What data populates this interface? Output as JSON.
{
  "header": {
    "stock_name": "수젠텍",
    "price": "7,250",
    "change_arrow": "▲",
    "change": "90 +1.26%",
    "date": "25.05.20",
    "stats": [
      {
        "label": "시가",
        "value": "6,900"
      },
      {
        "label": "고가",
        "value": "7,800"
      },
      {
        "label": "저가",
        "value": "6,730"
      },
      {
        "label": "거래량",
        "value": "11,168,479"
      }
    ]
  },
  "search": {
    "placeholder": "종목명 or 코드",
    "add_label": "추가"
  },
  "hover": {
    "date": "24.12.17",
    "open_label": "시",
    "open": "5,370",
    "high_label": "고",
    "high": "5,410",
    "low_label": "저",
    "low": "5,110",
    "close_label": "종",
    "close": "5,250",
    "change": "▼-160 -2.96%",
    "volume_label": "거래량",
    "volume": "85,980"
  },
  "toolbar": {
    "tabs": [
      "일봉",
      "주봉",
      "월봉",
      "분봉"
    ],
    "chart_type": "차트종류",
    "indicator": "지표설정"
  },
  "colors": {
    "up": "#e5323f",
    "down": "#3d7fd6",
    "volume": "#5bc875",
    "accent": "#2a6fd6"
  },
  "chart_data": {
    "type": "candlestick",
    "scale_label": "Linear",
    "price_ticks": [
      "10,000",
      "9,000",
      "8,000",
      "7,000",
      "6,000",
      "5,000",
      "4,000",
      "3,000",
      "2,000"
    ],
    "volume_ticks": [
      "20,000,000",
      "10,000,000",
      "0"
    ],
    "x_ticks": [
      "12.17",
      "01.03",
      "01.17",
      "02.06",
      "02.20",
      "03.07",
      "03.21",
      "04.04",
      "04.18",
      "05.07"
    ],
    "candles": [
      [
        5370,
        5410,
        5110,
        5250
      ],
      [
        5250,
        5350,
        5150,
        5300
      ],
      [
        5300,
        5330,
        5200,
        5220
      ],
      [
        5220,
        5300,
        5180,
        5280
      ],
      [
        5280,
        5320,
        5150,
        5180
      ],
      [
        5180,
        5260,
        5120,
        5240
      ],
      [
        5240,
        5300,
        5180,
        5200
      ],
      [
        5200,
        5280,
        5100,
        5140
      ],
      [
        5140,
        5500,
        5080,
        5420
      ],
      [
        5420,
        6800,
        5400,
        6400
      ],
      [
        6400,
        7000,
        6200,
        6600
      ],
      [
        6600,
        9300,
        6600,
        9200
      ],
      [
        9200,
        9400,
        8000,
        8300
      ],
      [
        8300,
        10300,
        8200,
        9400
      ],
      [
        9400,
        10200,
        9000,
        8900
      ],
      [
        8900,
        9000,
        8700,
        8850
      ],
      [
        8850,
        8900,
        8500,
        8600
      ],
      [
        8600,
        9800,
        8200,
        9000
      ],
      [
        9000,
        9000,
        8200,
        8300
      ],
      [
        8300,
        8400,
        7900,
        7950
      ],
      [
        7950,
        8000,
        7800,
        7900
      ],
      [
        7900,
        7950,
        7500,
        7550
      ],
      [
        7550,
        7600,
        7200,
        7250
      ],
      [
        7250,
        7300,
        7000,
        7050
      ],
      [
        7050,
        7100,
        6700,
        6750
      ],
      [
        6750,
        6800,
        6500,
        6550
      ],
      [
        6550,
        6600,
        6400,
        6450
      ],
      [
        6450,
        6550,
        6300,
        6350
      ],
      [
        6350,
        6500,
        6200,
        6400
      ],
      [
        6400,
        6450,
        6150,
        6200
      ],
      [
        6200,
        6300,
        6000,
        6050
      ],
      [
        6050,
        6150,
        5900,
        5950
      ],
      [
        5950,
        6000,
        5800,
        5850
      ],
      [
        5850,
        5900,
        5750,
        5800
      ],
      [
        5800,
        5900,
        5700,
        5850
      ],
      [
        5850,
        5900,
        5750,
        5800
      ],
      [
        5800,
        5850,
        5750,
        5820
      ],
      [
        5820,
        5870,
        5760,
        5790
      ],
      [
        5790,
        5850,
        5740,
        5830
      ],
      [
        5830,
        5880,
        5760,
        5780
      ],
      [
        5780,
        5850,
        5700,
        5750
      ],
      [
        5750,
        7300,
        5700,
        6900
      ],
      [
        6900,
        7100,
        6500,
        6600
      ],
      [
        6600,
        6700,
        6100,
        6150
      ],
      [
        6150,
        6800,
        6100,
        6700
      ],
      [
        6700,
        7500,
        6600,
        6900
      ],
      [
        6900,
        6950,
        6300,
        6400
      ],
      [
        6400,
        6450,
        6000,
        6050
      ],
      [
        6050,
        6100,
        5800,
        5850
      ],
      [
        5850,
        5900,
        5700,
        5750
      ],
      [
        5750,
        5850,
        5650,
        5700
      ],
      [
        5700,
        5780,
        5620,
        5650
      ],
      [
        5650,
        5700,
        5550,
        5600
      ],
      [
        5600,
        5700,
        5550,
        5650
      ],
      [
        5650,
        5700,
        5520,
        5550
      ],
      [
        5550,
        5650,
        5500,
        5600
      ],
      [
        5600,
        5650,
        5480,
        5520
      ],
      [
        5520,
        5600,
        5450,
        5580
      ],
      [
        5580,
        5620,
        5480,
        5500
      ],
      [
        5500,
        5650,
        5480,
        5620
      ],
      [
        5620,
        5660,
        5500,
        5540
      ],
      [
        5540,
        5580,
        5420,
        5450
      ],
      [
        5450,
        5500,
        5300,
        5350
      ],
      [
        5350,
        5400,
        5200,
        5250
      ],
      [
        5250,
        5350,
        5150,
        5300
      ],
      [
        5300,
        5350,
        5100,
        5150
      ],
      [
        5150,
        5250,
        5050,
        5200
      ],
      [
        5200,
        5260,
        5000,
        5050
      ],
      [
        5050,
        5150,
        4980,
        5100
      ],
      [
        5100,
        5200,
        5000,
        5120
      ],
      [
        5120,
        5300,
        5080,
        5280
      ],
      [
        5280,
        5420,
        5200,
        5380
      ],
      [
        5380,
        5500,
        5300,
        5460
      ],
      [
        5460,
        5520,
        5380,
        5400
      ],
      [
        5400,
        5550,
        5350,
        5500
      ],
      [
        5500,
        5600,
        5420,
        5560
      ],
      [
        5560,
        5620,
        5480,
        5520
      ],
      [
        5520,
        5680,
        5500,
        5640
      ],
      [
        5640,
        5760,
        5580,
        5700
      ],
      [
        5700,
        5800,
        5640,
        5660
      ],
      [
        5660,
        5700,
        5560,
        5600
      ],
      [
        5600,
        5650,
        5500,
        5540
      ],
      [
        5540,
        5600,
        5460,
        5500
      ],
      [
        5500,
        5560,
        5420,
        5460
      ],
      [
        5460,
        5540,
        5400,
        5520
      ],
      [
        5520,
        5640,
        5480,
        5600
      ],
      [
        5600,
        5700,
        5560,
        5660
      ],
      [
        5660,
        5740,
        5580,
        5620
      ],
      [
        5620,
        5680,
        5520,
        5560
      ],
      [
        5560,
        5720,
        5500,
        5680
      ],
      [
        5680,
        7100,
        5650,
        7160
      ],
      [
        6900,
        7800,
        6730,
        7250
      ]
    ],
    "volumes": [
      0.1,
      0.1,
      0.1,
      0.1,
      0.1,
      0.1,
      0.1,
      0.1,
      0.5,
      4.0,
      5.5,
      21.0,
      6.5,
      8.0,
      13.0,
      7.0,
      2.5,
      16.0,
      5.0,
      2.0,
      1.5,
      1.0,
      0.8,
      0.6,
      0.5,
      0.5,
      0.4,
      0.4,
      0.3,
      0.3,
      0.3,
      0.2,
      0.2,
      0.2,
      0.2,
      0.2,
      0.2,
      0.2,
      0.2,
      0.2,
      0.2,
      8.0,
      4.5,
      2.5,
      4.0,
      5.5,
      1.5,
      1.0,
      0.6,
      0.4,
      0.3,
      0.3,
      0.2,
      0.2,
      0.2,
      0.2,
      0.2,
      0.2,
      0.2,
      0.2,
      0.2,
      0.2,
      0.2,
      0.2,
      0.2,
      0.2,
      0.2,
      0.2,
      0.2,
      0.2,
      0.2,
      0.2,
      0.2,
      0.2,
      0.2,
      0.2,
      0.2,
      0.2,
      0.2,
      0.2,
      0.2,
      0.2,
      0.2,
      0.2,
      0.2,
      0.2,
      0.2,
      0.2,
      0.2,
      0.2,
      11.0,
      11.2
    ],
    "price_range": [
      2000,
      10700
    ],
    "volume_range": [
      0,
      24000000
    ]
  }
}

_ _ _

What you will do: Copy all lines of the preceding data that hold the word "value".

Reply:
        "value": "6,900"
        "value": "7,800"
        "value": "6,730"
        "value": "11,168,479"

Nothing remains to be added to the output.